David Kelso: With the EB-5.
Jon Velie: ... or regional center with the EB-5.
David Kelso: Right.
Jon Velie: So there it is. We rattled through it pretty quick. There's a lot of nuance to this. There's a lot of details. Hope that overview helps. We have a lot more information on our website at OnlineVisas.com, O-N-L-I-N-E-V-I-S-A-S.com. And if you go and check out visas, we have breakdowns of every different type of visa we talked about. We have videos on all of them, and Dave and I have been doing this podcast and videos for quite some time, so a lot of those we've touched on before.
Jon Velie: We invite you to go check that out, subscribe to our podcast videos.
David Kelso: Please. Find us on YouTube. You can find us on YouTube. We're on Facebook and LinkedIn as well. Now, I want to ask you just one last question.
Jon Velie: Right.
David Kelso: I would imagine with all of the steps that you talked about, the L1 to the EB and this to this, and this has to be exactly so and the advertising just has to be right, there's a level of strategizing, there's a level of tactics to this that experience really plays in. What have you learned about being successful in these applications in your quarter century of doing this?
Jon Velie: Well, we've got about a 95% approval rating. There's a lot of ways to do it wrong, a lot of ways to do it wrong. We do have some partners. A lot of partners and other people we work with who are Vietnamese, so if you're worried about a language barrier we can partner up with you and some of our members to talk about that.
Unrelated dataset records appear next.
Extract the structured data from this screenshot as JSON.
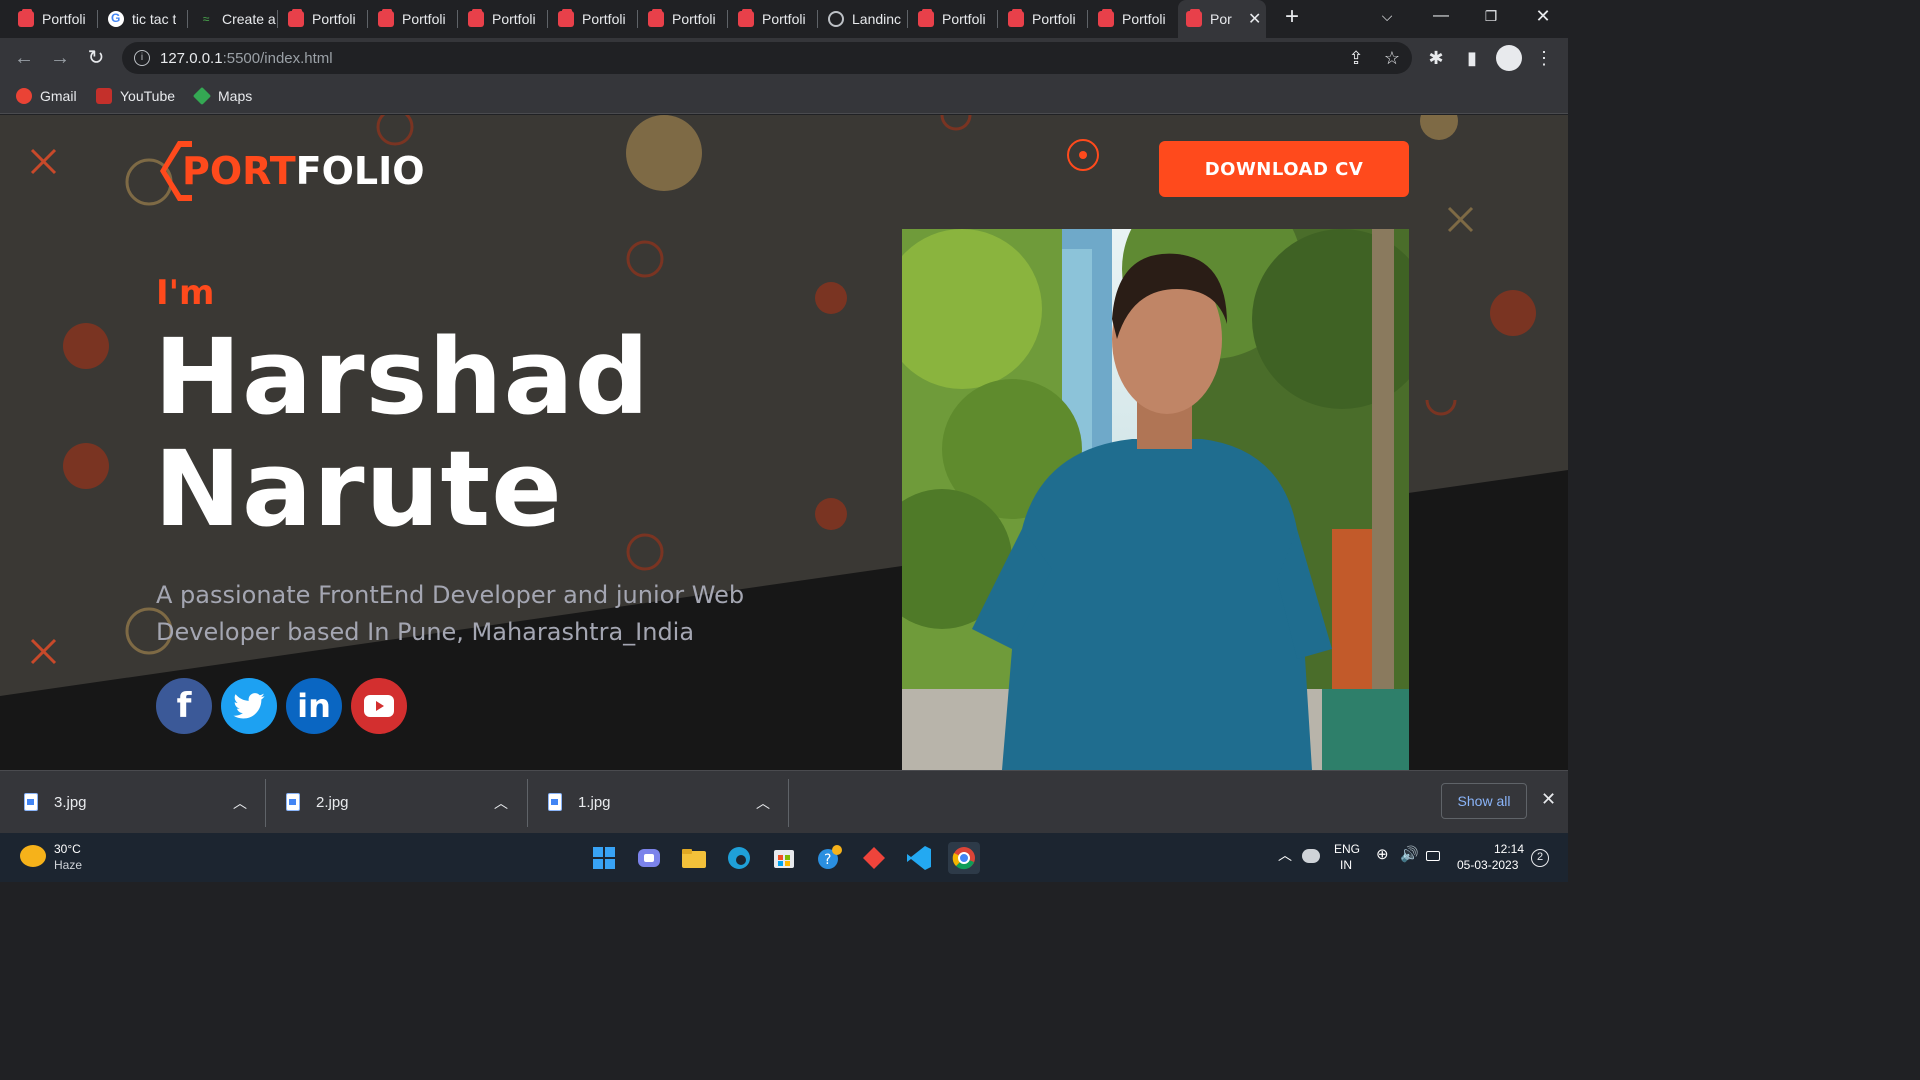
{
  "browser": {
    "tabs": [
      {
        "title": "Portfoli",
        "icon": "portfolio-icon"
      },
      {
        "title": "tic tac t",
        "icon": "google-icon"
      },
      {
        "title": "Create a",
        "icon": "create-icon"
      },
      {
        "title": "Portfoli",
        "icon": "portfolio-icon"
      },
      {
        "title": "Portfoli",
        "icon": "portfolio-icon"
      },
      {
        "title": "Portfoli",
        "icon": "portfolio-icon"
      },
      {
        "title": "Portfoli",
        "icon": "portfolio-icon"
      },
      {
        "title": "Portfoli",
        "icon": "portfolio-icon"
      },
      {
        "title": "Portfoli",
        "icon": "portfolio-icon"
      },
      {
        "title": "Landinc",
        "icon": "globe-icon"
      },
      {
        "title": "Portfoli",
        "icon": "portfolio-icon"
      },
      {
        "title": "Portfoli",
        "icon": "portfolio-icon"
      },
      {
        "title": "Portfoli",
        "icon": "portfolio-icon"
      },
      {
        "title": "Por",
        "icon": "portfolio-icon",
        "active": true
      }
    ],
    "url_host": "127.0.0.1",
    "url_path": ":5500/index.html",
    "bookmarks": [
      "Gmail",
      "YouTube",
      "Maps"
    ]
  },
  "site": {
    "logo_accent": "P",
    "logo_accent2": "ORT",
    "logo_rest": "FOLIO",
    "download_cv": "DOWNLOAD CV",
    "intro": "I'm",
    "first_name": "Harshad",
    "last_name": "Narute",
    "description": "A passionate FrontEnd Developer and junior Web Developer based In Pune, Maharashtra_India",
    "socials": [
      {
        "name": "facebook",
        "glyph": "f",
        "color": "#3b5998"
      },
      {
        "name": "twitter",
        "glyph": "🐦",
        "color": "#1da1f2"
      },
      {
        "name": "linkedin",
        "glyph": "in",
        "color": "#0a66c2"
      },
      {
        "name": "youtube",
        "glyph": "▶",
        "color": "#d32f2f"
      }
    ],
    "accent_color": "#ff4a1c"
  },
  "downloads": {
    "items": [
      "3.jpg",
      "2.jpg",
      "1.jpg"
    ],
    "show_all": "Show all"
  },
  "taskbar": {
    "weather_temp": "30°C",
    "weather_desc": "Haze",
    "lang1": "ENG",
    "lang2": "IN",
    "time": "12:14",
    "date": "05-03-2023",
    "notifications": "2"
  }
}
But yeah, the details are everything. It's really important. But we give free strategies, so you can always contact us and we'll talk about it.
Jon Velie: I've also written a book.
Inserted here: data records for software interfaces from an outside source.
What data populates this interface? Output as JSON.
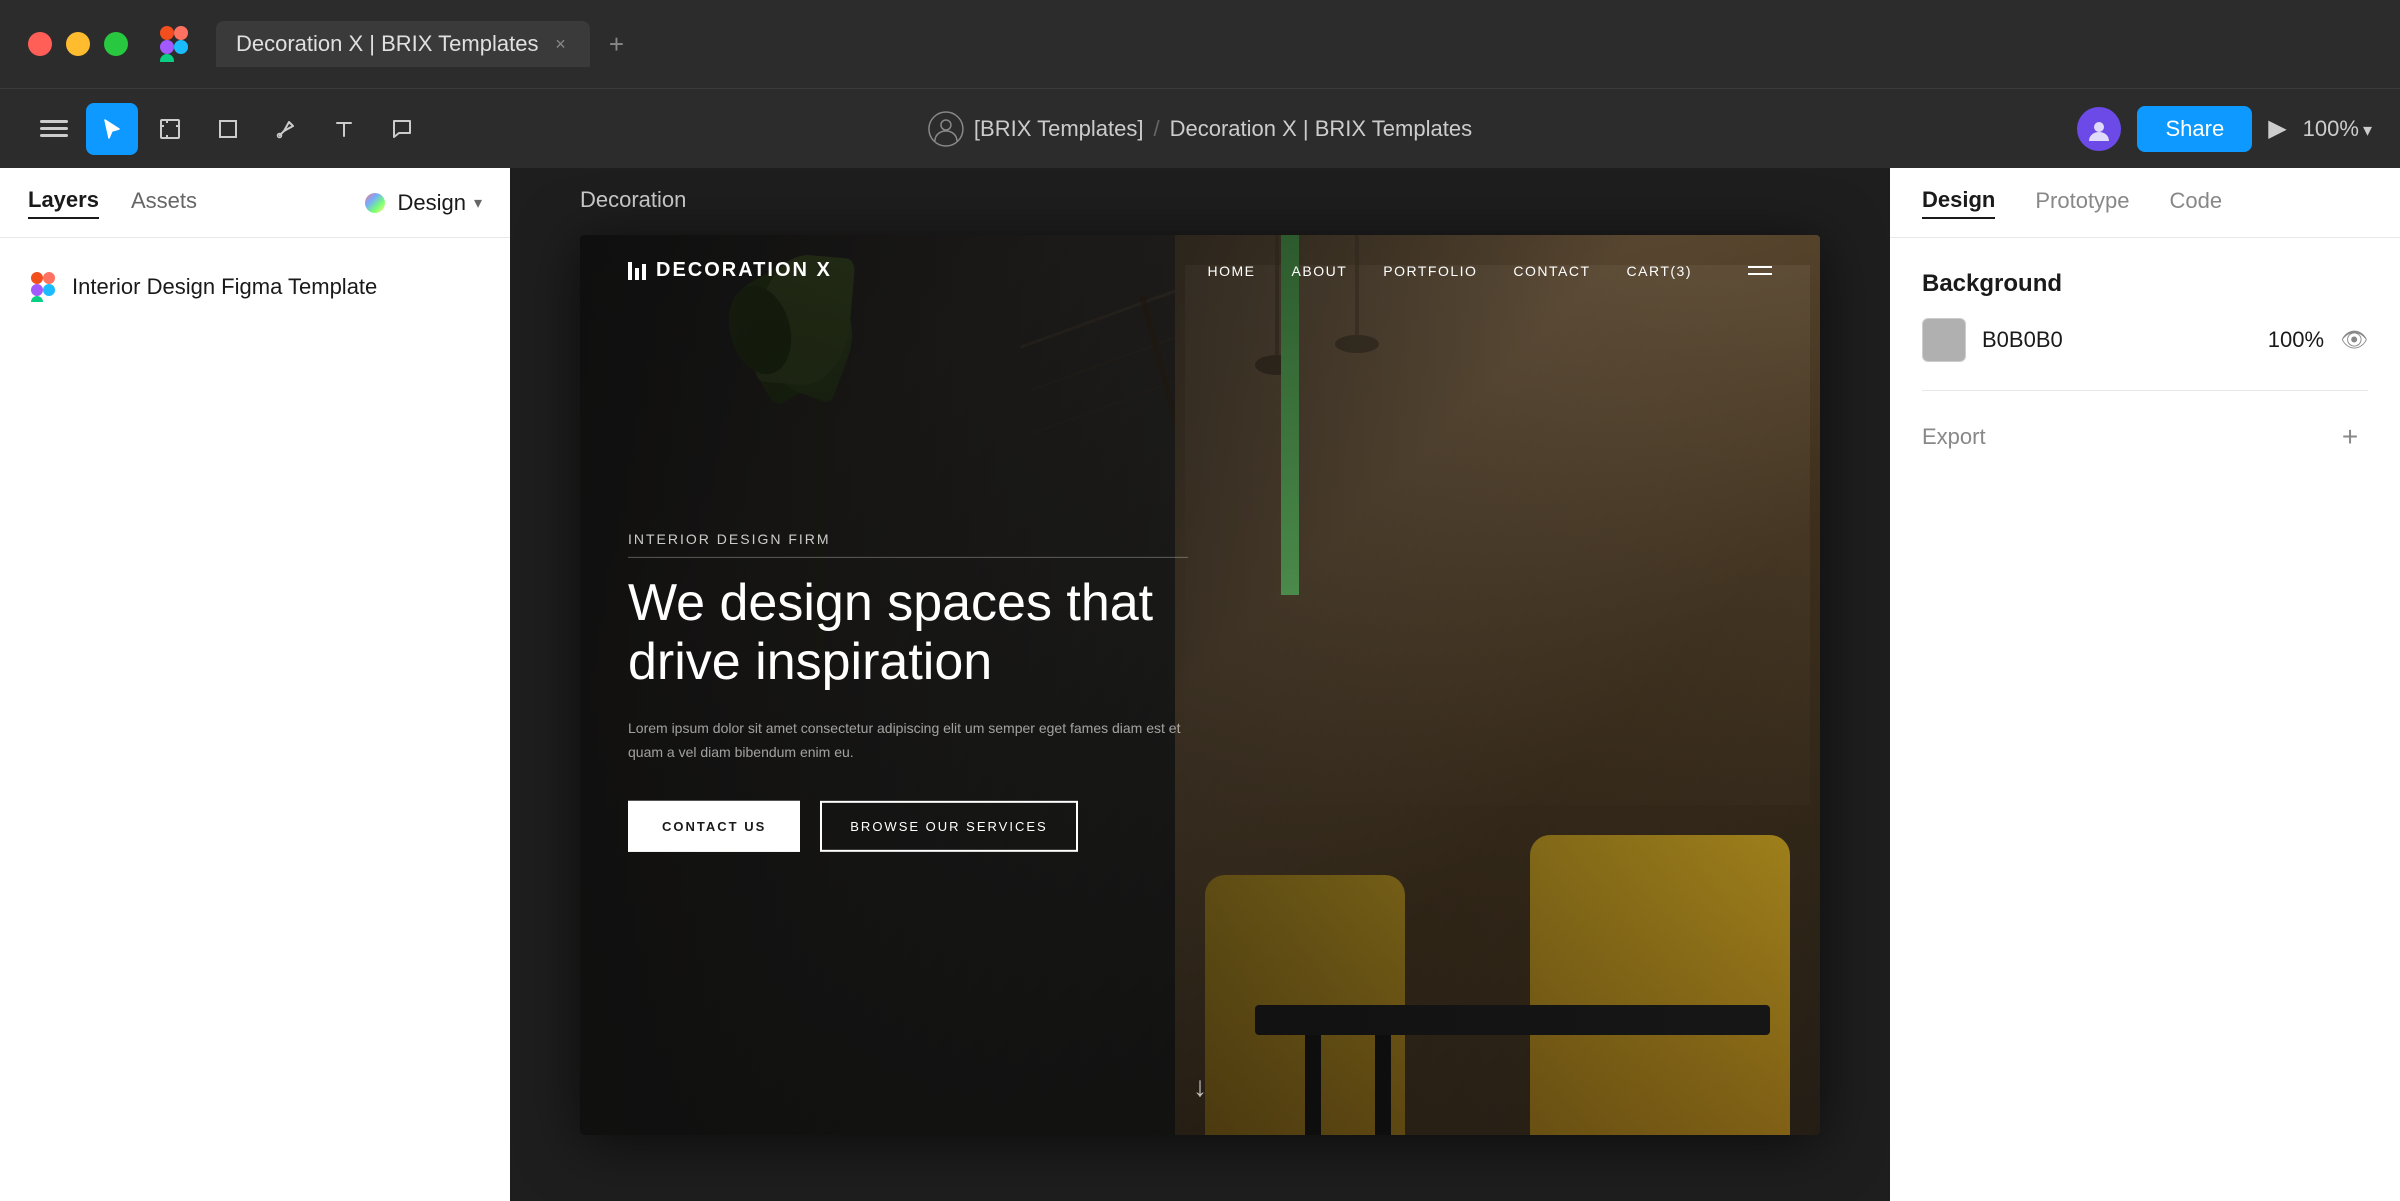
{
  "window": {
    "tab_title": "Decoration X | BRIX Templates",
    "close_label": "×",
    "add_tab_label": "+"
  },
  "toolbar": {
    "breadcrumb_org": "[BRIX Templates]",
    "breadcrumb_sep": "/",
    "breadcrumb_file": "Decoration X | BRIX Templates",
    "share_label": "Share",
    "zoom_label": "100%"
  },
  "sidebar_left": {
    "layers_tab": "Layers",
    "assets_tab": "Assets",
    "design_tab": "Design",
    "layer_item": "Interior Design Figma Template"
  },
  "canvas": {
    "frame_label": "Decoration",
    "site": {
      "logo": "DECORATION X",
      "nav_links": [
        "HOME",
        "ABOUT",
        "PORTFOLIO",
        "CONTACT",
        "CART(3)"
      ],
      "subtitle": "INTERIOR DESIGN FIRM",
      "headline_line1": "We design spaces that",
      "headline_line2": "drive inspiration",
      "description": "Lorem ipsum dolor sit amet consectetur adipiscing elit um semper eget fames diam est et quam a vel diam bibendum enim eu.",
      "btn_contact": "CONTACT US",
      "btn_browse": "BROWSE OUR SERVICES"
    }
  },
  "sidebar_right": {
    "design_tab": "Design",
    "prototype_tab": "Prototype",
    "code_tab": "Code",
    "background_label": "Background",
    "color_value": "B0B0B0",
    "opacity_value": "100%",
    "export_label": "Export",
    "export_add_label": "+"
  }
}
David Kelso: Bestselling book.
Jon Velie: A bestseller on Amazon about the H-1B visa. We didn't talk about that, but it's a little bit on how we think about immigration and we'll give you one of those for free if you want. We look forward to talking to you if you want to chat more. Sorry I couldn't get out to California this weekend, but I hope you guys are having a great time and enjoying your trip.
David Kelso: Southern California. Please bring your American dream to us. I'm Dave Kelso. This is CEO of OnlineVisas.com Jon Velie, thanks to the Golden Law Global Conference for having us out this weekend. See you next time.
Jon Velie: Take care.